§ Task details
Would you repeat the whole listing exactly, pictures excluded?
———
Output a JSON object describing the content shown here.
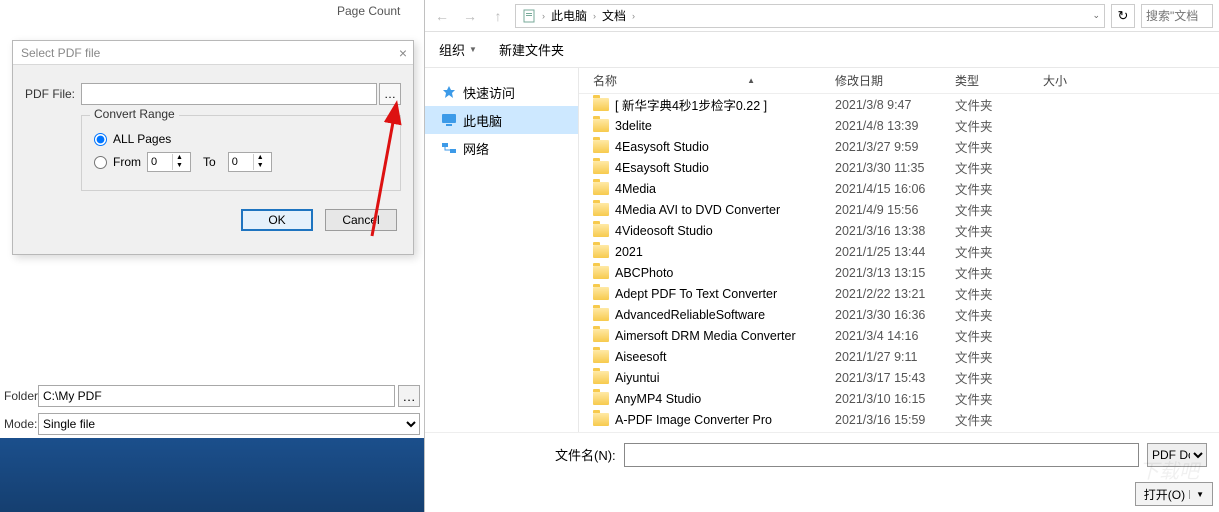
{
  "leftApp": {
    "pageCountLabel": "Page Count",
    "dialog": {
      "title": "Select PDF file",
      "pdfFileLabel": "PDF File:",
      "browseGlyph": "…",
      "convertRangeTitle": "Convert Range",
      "allPagesLabel": "ALL Pages",
      "fromLabel": "From",
      "fromValue": "0",
      "toLabel": "To",
      "toValue": "0",
      "okLabel": "OK",
      "cancelLabel": "Cancel"
    },
    "bottom": {
      "folderLabel": "Folder:",
      "folderValue": "C:\\My PDF",
      "modeLabel": "Mode:",
      "modeValue": "Single file"
    }
  },
  "fileDialog": {
    "breadcrumbs": [
      "此电脑",
      "文档"
    ],
    "refreshGlyph": "↻",
    "searchPlaceholder": "搜索\"文档",
    "toolbar": {
      "organize": "组织",
      "newFolder": "新建文件夹"
    },
    "nav": {
      "quickAccess": "快速访问",
      "thisPc": "此电脑",
      "network": "网络"
    },
    "columns": {
      "name": "名称",
      "date": "修改日期",
      "type": "类型",
      "size": "大小"
    },
    "files": [
      {
        "name": "[ 新华字典4秒1步检字0.22 ]",
        "date": "2021/3/8 9:47",
        "type": "文件夹"
      },
      {
        "name": "3delite",
        "date": "2021/4/8 13:39",
        "type": "文件夹"
      },
      {
        "name": "4Easysoft Studio",
        "date": "2021/3/27 9:59",
        "type": "文件夹"
      },
      {
        "name": "4Esaysoft Studio",
        "date": "2021/3/30 11:35",
        "type": "文件夹"
      },
      {
        "name": "4Media",
        "date": "2021/4/15 16:06",
        "type": "文件夹"
      },
      {
        "name": "4Media AVI to DVD Converter",
        "date": "2021/4/9 15:56",
        "type": "文件夹"
      },
      {
        "name": "4Videosoft Studio",
        "date": "2021/3/16 13:38",
        "type": "文件夹"
      },
      {
        "name": "2021",
        "date": "2021/1/25 13:44",
        "type": "文件夹"
      },
      {
        "name": "ABCPhoto",
        "date": "2021/3/13 13:15",
        "type": "文件夹"
      },
      {
        "name": "Adept PDF To Text Converter",
        "date": "2021/2/22 13:21",
        "type": "文件夹"
      },
      {
        "name": "AdvancedReliableSoftware",
        "date": "2021/3/30 16:36",
        "type": "文件夹"
      },
      {
        "name": "Aimersoft DRM Media Converter",
        "date": "2021/3/4 14:16",
        "type": "文件夹"
      },
      {
        "name": "Aiseesoft",
        "date": "2021/1/27 9:11",
        "type": "文件夹"
      },
      {
        "name": "Aiyuntui",
        "date": "2021/3/17 15:43",
        "type": "文件夹"
      },
      {
        "name": "AnyMP4 Studio",
        "date": "2021/3/10 16:15",
        "type": "文件夹"
      },
      {
        "name": "A-PDF Image Converter Pro",
        "date": "2021/3/16 15:59",
        "type": "文件夹"
      }
    ],
    "filenameLabel": "文件名(N):",
    "filterText": "PDF Docu",
    "openLabel": "打开(O)"
  }
}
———
§ Result
Output a JSON object describing the content shown here.
{
  "leftApp": {
    "pageCountLabel": "Page Count",
    "dialog": {
      "title": "Select PDF file",
      "pdfFileLabel": "PDF File:",
      "browseGlyph": "…",
      "convertRangeTitle": "Convert Range",
      "allPagesLabel": "ALL Pages",
      "fromLabel": "From",
      "fromValue": "0",
      "toLabel": "To",
      "toValue": "0",
      "okLabel": "OK",
      "cancelLabel": "Cancel"
    },
    "bottom": {
      "folderLabel": "Folder:",
      "folderValue": "C:\\My PDF",
      "modeLabel": "Mode:",
      "modeValue": "Single file"
    }
  },
  "fileDialog": {
    "breadcrumbs": [
      "此电脑",
      "文档"
    ],
    "refreshGlyph": "↻",
    "searchPlaceholder": "搜索\"文档",
    "toolbar": {
      "organize": "组织",
      "newFolder": "新建文件夹"
    },
    "nav": {
      "quickAccess": "快速访问",
      "thisPc": "此电脑",
      "network": "网络"
    },
    "columns": {
      "name": "名称",
      "date": "修改日期",
      "type": "类型",
      "size": "大小"
    },
    "files": [
      {
        "name": "[ 新华字典4秒1步检字0.22 ]",
        "date": "2021/3/8 9:47",
        "type": "文件夹"
      },
      {
        "name": "3delite",
        "date": "2021/4/8 13:39",
        "type": "文件夹"
      },
      {
        "name": "4Easysoft Studio",
        "date": "2021/3/27 9:59",
        "type": "文件夹"
      },
      {
        "name": "4Esaysoft Studio",
        "date": "2021/3/30 11:35",
        "type": "文件夹"
      },
      {
        "name": "4Media",
        "date": "2021/4/15 16:06",
        "type": "文件夹"
      },
      {
        "name": "4Media AVI to DVD Converter",
        "date": "2021/4/9 15:56",
        "type": "文件夹"
      },
      {
        "name": "4Videosoft Studio",
        "date": "2021/3/16 13:38",
        "type": "文件夹"
      },
      {
        "name": "2021",
        "date": "2021/1/25 13:44",
        "type": "文件夹"
      },
      {
        "name": "ABCPhoto",
        "date": "2021/3/13 13:15",
        "type": "文件夹"
      },
      {
        "name": "Adept PDF To Text Converter",
        "date": "2021/2/22 13:21",
        "type": "文件夹"
      },
      {
        "name": "AdvancedReliableSoftware",
        "date": "2021/3/30 16:36",
        "type": "文件夹"
      },
      {
        "name": "Aimersoft DRM Media Converter",
        "date": "2021/3/4 14:16",
        "type": "文件夹"
      },
      {
        "name": "Aiseesoft",
        "date": "2021/1/27 9:11",
        "type": "文件夹"
      },
      {
        "name": "Aiyuntui",
        "date": "2021/3/17 15:43",
        "type": "文件夹"
      },
      {
        "name": "AnyMP4 Studio",
        "date": "2021/3/10 16:15",
        "type": "文件夹"
      },
      {
        "name": "A-PDF Image Converter Pro",
        "date": "2021/3/16 15:59",
        "type": "文件夹"
      }
    ],
    "filenameLabel": "文件名(N):",
    "filterText": "PDF Docu",
    "openLabel": "打开(O)"
  }
}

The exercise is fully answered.